When the temperature on each side of a thermoelectric device differs, voltage is generated. The thermoelectric effect converts temperature differences directly to electric power and vice versa. The Seebeck Effect occurs when temperature differences are converted directly into electricity.
Aerospace and mechanical engineers have created a super-fast new way to create high-performance, energy-saving thermoelectric devices using machine learning. Yanliang Zhang, associate professor of aerospace and mechanical engineering at the University of Notre Dame, and colleagues Alexander Dowling and Tengfei Luo have developed a machine-learning-assisted super-fast new method for producing high-performance, energy-saving thermoelectric devices.
The novel process uses intense pulsed light to sinter thermoelectric material in less than a second (conventional sintering in thermal ovens can take hours). The team sped up this method of turning nanoparticle inks into flexible devices by using machine learning to determine the optimum conditions for the ultrafast but complex sintering process.
The achievement was just published in the journal Energy and Environmental Science.
The results can be used to power everything from wearable personal devices to sensors and electronics to the industrial Internet of Things. The successful integration of photonic flash processing and machine learning can be generalized to highly scalable and low-cost manufacturing of a wide range of energy and electronic materials.Yanliang Zhang
According to Zhang, flexible thermoelectric devices open up new possibilities for the direct conversion of waste heat into electricity as well as solid-state refrigeration. They also have advantages as power sources and cooling devices because they do not emit greenhouse gases and are durable and quiet due to the lack of moving parts.
The thermoelectric effect describes a phenomenon in which either a temperature difference or an electric current causes a temperature difference. These phenomena are more specifically known as the Seebeck effect, Peltier effect (using an electric current to drive heat flow), and Thomson effect. While all materials have a nonzero thermoelectric effect, in most materials it is too small to be useful.
Despite their broad potential impact on energy and environmental sustainability, thermoelectric devices have not achieved large-scale application because of the lack of a method for fast and cost-effective automated manufacturing. Machine-learning-assisted ultrafast flash sintering now makes it possible to produce high-performance, eco-friendly devices much faster and at a far lower cost.
Thermoelectric devices are used in larger machines to generate electricity. A diesel engine is an excellent example of this. The Maine Thermoelectric Project aims to “recover waste heat from large marine Diesel engines using Thermoelectric technology.” During an initial feasibility study, Maine Maritime’s vessel Friendship was used to conduct preliminary research. Their “green machine” works to recover energy.
“The results can be used to power everything from wearable personal devices to sensors and electronics to the industrial Internet of Things,” Zhang said.
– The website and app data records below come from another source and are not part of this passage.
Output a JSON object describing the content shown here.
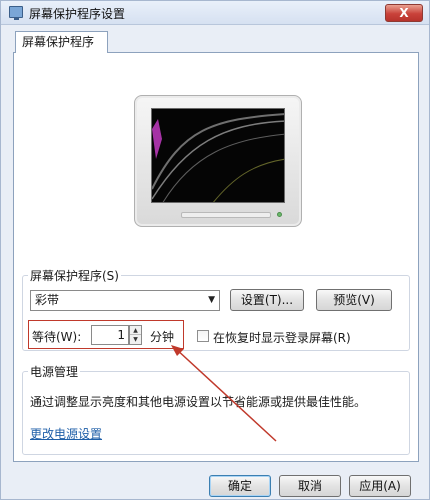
{
  "window": {
    "title": "屏幕保护程序设置",
    "close_label": "X"
  },
  "tab": {
    "label": "屏幕保护程序"
  },
  "screensaver": {
    "group_label": "屏幕保护程序(S)",
    "selected": "彩带",
    "settings_button": "设置(T)...",
    "preview_button": "预览(V)",
    "wait_label": "等待(W):",
    "wait_value": "1",
    "minutes_label": "分钟",
    "logon_checkbox_label": "在恢复时显示登录屏幕(R)",
    "logon_checked": false
  },
  "power": {
    "group_label": "电源管理",
    "description": "通过调整显示亮度和其他电源设置以节省能源或提供最佳性能。",
    "link": "更改电源设置"
  },
  "footer": {
    "ok": "确定",
    "cancel": "取消",
    "apply": "应用(A)"
  },
  "colors": {
    "highlight": "#c0392b",
    "link": "#1f5fa8"
  }
}
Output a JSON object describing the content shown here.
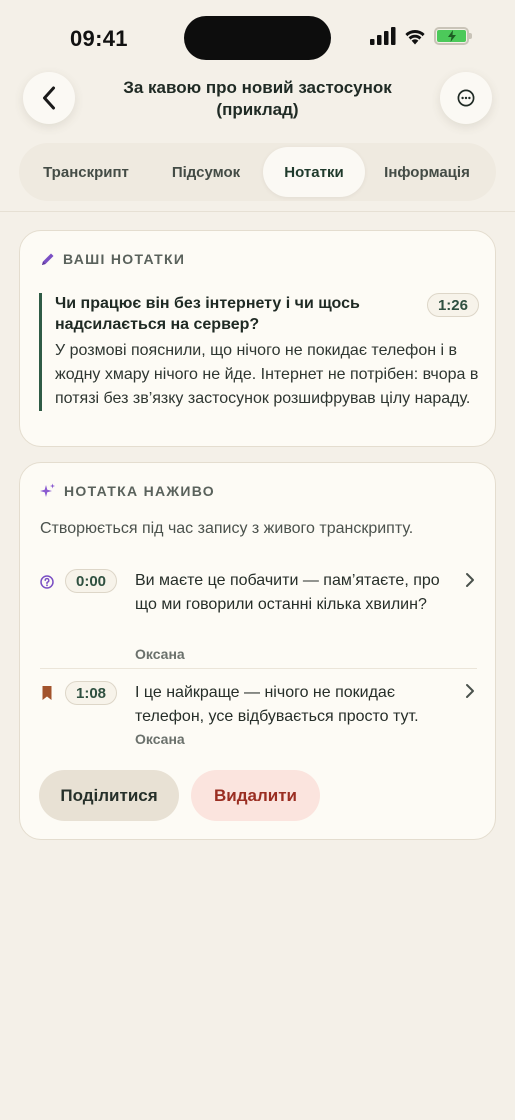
{
  "status_bar": {
    "time": "09:41"
  },
  "header": {
    "title": "За кавою про новий застосунок (приклад)",
    "back_icon": "chevron-left-icon",
    "more_icon": "ellipsis-circle-icon"
  },
  "tabs": [
    {
      "label": "Транскрипт",
      "active": false
    },
    {
      "label": "Підсумок",
      "active": false
    },
    {
      "label": "Нотатки",
      "active": true
    },
    {
      "label": "Інформація",
      "active": false
    }
  ],
  "your_notes": {
    "heading": "ВАШІ НОТАТКИ",
    "icon": "pencil-icon",
    "note": {
      "question": "Чи працює він без інтернету і чи щось надсилається на сервер?",
      "timestamp": "1:26",
      "answer": "У розмові пояснили, що нічого не покидає телефон і в жодну хмару нічого не йде. Інтернет не потрібен: вчора в потязі без зв’язку застосунок розшифрував цілу нараду."
    }
  },
  "live_note": {
    "heading": "НОТАТКА НАЖИВО",
    "icon": "sparkles-icon",
    "subtitle": "Створюється під час запису з живого транскрипту.",
    "items": [
      {
        "icon": "question-circle-icon",
        "time": "0:00",
        "text": "Ви маєте це побачити — пам’ятаєте, про що ми говорили останні кілька хвилин?",
        "speaker": "Оксана"
      },
      {
        "icon": "bookmark-icon",
        "time": "1:08",
        "text": "І це найкраще — нічого не покидає телефон, усе відбувається просто тут.",
        "speaker": "Оксана"
      }
    ],
    "share_label": "Поділитися",
    "delete_label": "Видалити"
  },
  "colors": {
    "background": "#f4f0e8",
    "accent_green": "#2f5b45",
    "accent_purple": "#7a4fc4",
    "bookmark_brown": "#a2532c",
    "delete_red": "#9a2e22",
    "delete_bg": "#fbe4de"
  }
}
“The successful integration of photonic flash processing and machine learning can be generalized to highly scalable and low-cost manufacturing of a wide range of energy and electronic materials.”